Some time ago, I tweeted about a service I built.
I needed to build and ship something for myself. Here is the leanest thing possible in one afternoon: https://t.co/DlOcGYdnwB (Email-stock price-alert)— Kai Richard König (@kai_richard) September 2, 2019
Tech: @docker, python, @iexcloud, @airtable, @Mail_Gun
Logo, Cover: @hatchful, @unsplash
It’s a system that can alert you via email if a stock crosses a threshold either up or down. That is it, nothing more. It’s a combination of iexcloud, python code, docker, ansible, airtable, and mailgun - all tied together in an afternoon.
There were multiple reasons why I felt the need to do that. First, I wanted to know when BYND (Beyond Meat, Inc) fell below $145 because I saw an opportunity for my portfolio. But guess what, I was unable to find an app that would let me enter a stock symbol, a number, and email. Maybe I don’t have enough google foo, or the foo is starting to leave me. Anyhow. The second element of my motivation was that I realized I hadn’t produced anything meaningful and visible in months since quitting my job and joining an early-stage tech company. Yup that company, I mean we, haven’t shipped yet and it drags me down sometimes. So I vented with that little creation.
I was totally astounded by the number of users who started using that little tool. Not. It had exactly one user, which was me. Was I aiming for more? Maybe, maybe I needed validation beyond just me patting my self on the back seeing that I am still able to swing things together and make something work front to back. By the way, I since shut that thing down. Mainly because, well, I now use Think Or Swim, which does price alerts and a lot more.
But what is important are the following things I noticed, no one cares what I build and that is a good thing because the world is not about me or you, it’s about the people around us. I should have built something for them, help them with my skills and abilities. Another valuable lesson was that my reach is almost equal to zero.

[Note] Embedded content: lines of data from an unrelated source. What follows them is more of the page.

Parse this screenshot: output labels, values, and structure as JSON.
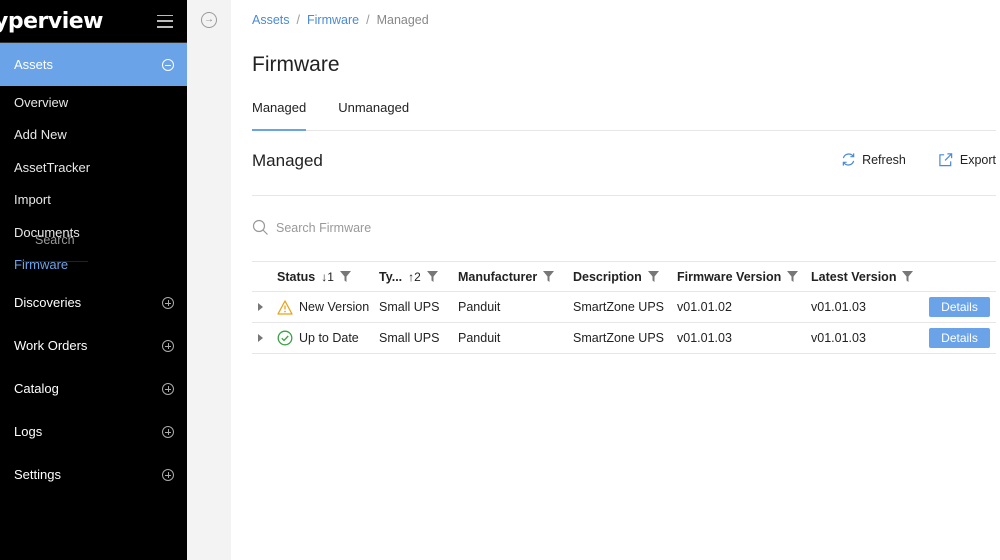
{
  "sidebar": {
    "logo": "yperview",
    "search_label": "Search",
    "active_section": "Assets",
    "sub_items": [
      "Overview",
      "Add New",
      "AssetTracker",
      "Import",
      "Documents",
      "Firmware"
    ],
    "sections": [
      "Discoveries",
      "Work Orders",
      "Catalog",
      "Logs",
      "Settings"
    ],
    "accent_color": "#6aa3e8"
  },
  "breadcrumb": {
    "items": [
      "Assets",
      "Firmware",
      "Managed"
    ],
    "separator": "/"
  },
  "page": {
    "title": "Firmware",
    "tabs": [
      "Managed",
      "Unmanaged"
    ],
    "section_title": "Managed",
    "actions": {
      "refresh": "Refresh",
      "export": "Export"
    },
    "search_placeholder": "Search Firmware"
  },
  "table": {
    "columns": {
      "status": "Status",
      "status_sort": "1",
      "type": "Ty...",
      "type_sort": "2",
      "manufacturer": "Manufacturer",
      "description": "Description",
      "firmware_version": "Firmware Version",
      "latest_version": "Latest Version"
    },
    "rows": [
      {
        "status": "New Version",
        "status_icon": "warning-icon",
        "type": "Small UPS",
        "manufacturer": "Panduit",
        "description": "SmartZone UPS",
        "firmware_version": "v01.01.02",
        "latest_version": "v01.01.03",
        "action": "Details"
      },
      {
        "status": "Up to Date",
        "status_icon": "check-circle-icon",
        "type": "Small UPS",
        "manufacturer": "Panduit",
        "description": "SmartZone UPS",
        "firmware_version": "v01.01.03",
        "latest_version": "v01.01.03",
        "action": "Details"
      }
    ]
  }
}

I say ‘almost’ because I was lucky, lucky that someone reshared what I did for the technology and maybe the lean-ishness execution. And that got picked up by @timothep who runs a podcast on developer stories and asked if I wanted to take part in his series. To which I said yes. And I hope the stories we talk about inspire others or at least make them laugh a little.
The point I am trying to make is that you should never stop creating. I even when you think you never reach anybody or only want to prove something to your self, do it, create it and things will change. I often picture the causality of actions like a thermodynamic system that is in it’s lowest energy state, where all systems want to be, and only by putting energy into it, it starts to change - the same with creating. If you want change you need to create (it).